▶ _BRIEF_: Count every line in the entries that holds the word "icon". The reply is that count alone.

▶ _RECORDED INFORMATION_:
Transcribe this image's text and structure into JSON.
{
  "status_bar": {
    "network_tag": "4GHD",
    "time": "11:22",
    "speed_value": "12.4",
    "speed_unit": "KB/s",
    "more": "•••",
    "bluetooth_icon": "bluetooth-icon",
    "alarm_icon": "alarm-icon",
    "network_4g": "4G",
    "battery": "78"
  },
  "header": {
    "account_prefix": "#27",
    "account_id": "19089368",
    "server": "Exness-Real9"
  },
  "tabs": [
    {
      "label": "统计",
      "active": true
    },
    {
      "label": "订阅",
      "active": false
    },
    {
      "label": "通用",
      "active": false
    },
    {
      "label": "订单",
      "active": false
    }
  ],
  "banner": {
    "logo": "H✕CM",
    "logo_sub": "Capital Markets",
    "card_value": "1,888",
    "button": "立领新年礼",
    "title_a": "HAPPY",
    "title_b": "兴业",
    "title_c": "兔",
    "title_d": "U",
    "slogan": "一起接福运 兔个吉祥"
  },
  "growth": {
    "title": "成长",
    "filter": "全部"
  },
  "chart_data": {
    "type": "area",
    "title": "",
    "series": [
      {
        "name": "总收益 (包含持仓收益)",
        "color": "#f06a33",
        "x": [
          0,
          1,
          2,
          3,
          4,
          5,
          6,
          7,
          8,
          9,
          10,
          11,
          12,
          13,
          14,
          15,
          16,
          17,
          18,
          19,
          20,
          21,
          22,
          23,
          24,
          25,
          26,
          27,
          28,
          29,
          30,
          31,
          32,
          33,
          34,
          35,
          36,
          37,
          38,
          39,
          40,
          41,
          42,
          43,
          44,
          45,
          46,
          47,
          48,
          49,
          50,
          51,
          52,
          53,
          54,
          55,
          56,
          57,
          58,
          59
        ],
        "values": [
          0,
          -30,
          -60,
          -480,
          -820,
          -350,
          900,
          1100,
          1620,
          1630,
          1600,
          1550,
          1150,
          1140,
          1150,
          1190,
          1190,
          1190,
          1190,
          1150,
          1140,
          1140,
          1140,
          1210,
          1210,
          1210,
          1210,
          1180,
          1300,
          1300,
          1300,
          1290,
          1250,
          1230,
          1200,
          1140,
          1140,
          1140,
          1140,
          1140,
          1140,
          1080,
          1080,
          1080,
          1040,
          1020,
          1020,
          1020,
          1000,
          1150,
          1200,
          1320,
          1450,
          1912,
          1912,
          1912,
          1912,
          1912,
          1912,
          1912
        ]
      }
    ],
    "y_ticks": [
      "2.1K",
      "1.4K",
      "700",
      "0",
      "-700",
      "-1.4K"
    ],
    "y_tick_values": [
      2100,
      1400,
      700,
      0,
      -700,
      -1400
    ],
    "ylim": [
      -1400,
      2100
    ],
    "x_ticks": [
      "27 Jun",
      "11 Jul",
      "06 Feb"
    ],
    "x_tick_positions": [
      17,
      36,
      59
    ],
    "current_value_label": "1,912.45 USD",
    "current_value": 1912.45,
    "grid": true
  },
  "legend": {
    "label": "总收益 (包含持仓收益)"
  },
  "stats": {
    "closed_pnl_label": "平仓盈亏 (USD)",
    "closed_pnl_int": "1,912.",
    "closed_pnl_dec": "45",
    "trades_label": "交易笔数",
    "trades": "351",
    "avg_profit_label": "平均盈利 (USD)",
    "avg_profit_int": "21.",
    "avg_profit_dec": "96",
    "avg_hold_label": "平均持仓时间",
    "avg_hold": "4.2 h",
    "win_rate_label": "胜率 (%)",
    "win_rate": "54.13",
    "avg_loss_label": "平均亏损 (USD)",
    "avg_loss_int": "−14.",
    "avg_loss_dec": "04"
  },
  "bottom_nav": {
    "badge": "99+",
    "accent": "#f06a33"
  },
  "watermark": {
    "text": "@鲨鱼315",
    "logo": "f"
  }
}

▶ _TASK RESULT_: 2